They start the first day of the new school year with a three-day camp. This allows the teachers to get to know the kids and work out who are best suited to work together. From this camp, the classes are formed. The camp teaches team and relationship building, problem-solving strategies, building on strengths and sharing ideas.

The kids are taught to respect everyone and value the differences that exist between them. What a wonderful lesson for us all.

Perhaps we need to dispense with our high priced corporate strategy consultants and ask a year 7 teacher to spend a couple of days in our businesses and talk to us about life? They would make it fun too.

Failing forward

November 8, 2010


Failure as a fast track to success

When life doesn’t turn out how we hoped, is there a way back, or perhaps forward?

In my last few posts I have discussed the acceptance of failure as a learning opportunity and the benefits it provides as a tool for personal growth. This is the principal of failing forward: accepting failure as a stepping stone to success.

Failing forward is about how you accept and use the results to better apply yourself to achieving what you want. It no longer seems possible to avoid failing simply by being conscientious and working hard – the success formula our parents so heavily relied upon.

Failure comes in degrees. The differences between total loss and a minor setback, death and illness, injury and fatigue are distinctions of degree, not kind. You can look at failure differently. Because it will pay off in the form of learning and growth. This is failing forward.

Learning is error-driven. Failure grabs our attention. It has implications for our development as fulfilled and purposeful individuals. It can initiate a search for meaning, a shift from pursuing the kind of happiness that flares briefly, to the kind that endures.

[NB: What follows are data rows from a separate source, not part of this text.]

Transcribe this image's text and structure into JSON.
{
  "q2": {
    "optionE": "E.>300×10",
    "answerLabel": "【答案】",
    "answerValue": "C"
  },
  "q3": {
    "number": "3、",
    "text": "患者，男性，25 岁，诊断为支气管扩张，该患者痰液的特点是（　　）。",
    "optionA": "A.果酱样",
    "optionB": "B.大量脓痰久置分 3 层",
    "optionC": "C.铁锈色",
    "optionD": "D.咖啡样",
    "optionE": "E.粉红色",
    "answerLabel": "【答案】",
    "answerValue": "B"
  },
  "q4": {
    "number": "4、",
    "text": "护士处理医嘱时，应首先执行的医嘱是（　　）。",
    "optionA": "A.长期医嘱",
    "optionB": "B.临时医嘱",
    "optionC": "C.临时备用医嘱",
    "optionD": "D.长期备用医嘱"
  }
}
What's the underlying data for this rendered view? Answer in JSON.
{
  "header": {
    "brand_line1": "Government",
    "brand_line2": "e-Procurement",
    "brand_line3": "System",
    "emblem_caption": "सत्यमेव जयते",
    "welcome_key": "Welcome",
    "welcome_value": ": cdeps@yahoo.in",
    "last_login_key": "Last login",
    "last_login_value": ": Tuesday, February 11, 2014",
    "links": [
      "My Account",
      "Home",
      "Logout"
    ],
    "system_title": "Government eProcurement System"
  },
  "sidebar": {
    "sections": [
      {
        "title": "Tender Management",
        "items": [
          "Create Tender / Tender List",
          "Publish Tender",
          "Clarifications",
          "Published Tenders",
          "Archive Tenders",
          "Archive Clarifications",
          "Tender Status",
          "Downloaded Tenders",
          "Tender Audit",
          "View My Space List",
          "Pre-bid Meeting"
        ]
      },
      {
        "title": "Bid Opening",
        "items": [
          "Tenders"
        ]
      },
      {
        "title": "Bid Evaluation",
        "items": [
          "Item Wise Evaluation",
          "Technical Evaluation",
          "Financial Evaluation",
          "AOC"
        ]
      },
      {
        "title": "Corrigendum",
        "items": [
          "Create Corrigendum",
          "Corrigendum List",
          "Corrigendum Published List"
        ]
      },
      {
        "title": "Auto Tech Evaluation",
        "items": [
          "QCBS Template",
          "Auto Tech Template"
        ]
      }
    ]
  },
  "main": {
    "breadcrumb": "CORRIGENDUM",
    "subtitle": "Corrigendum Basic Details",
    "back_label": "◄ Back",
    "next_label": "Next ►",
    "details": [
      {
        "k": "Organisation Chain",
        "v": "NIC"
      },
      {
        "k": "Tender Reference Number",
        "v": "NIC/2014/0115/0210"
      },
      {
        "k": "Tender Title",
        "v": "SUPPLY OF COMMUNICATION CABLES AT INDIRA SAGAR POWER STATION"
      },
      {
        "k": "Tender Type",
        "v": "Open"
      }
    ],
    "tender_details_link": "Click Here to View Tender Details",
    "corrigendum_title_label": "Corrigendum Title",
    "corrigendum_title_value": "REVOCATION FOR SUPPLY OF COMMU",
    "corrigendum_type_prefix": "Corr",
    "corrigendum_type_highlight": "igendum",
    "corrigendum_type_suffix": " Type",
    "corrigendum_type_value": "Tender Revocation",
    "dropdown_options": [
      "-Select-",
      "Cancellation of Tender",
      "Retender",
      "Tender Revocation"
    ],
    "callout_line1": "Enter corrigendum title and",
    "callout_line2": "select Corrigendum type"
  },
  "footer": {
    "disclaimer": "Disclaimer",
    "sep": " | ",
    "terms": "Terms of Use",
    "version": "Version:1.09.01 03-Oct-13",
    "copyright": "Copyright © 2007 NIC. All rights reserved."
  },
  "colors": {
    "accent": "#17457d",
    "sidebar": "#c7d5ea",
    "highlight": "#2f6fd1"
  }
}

Achievement is the area where we often put ourselves under the most pressure. Understanding what achievement is or what level we are to attain but a certain time can cause feelings of uncertainty and failure. Disproportionately valued and often conflated with material success. But other dimensions actually have a potentially higher payoff. We easily habituate to material things, and they quickly stop making us happy. Other less tangible values can provide the contentment we seek.

And so the once autonomous striver, rowing alone, is forced to throw that old life over the side. A new unifying principle coalesces around some ‘higher purpose’ and the new life feels like an improvement. Failure does lead, in a roundabout way, to happiness.

The paradox of failing

November 3, 2010

Success can be hidden in failure

Everyone gets waylaid by failure sometimes.

However the same set of circumstances that drives one person deeper into the abyss makes another stronger.

Dealing with failure boils down to three things. It’s a matter of controlling our emotions, adjusting our thinking, and recalibrating our beliefs about ourselves and what we can achieve in the world. No, you don’t have to like it, but you do have to accept it.

Life’s a game of failure. And at the beginning you’re going to lose a lot. Those who are going to succeed are the ones who learn to accept and deal with losing. In sport, business and life it’s those who try to succeed, again and again, that ultimately win.

When you’re less afraid to fail, you’ll succeed more.

It’s really a sense of perspective. Your present moments are laid out against your past. What you perceive now is compared to what you’ve experienced. Do you have the courage and vision to see a new set of possibilities? Or to set better or best results as a personal high water mark and confront new challenges with optimism and energy?

But the great payoff in failing is that it gives us another chance, a strange sense of pride not just in the potential positive consequences of failure but in the failure itself. If we have failed, we have tried. Action is better than inaction. And one thing is certain: if you never try, you will neither fail nor succeed. Failure drives us out into the world to have another go and actively participate in life.

Embrace the opportunity and freedom this provides you. More than one path leads to success and there is so much to be leaned along the way.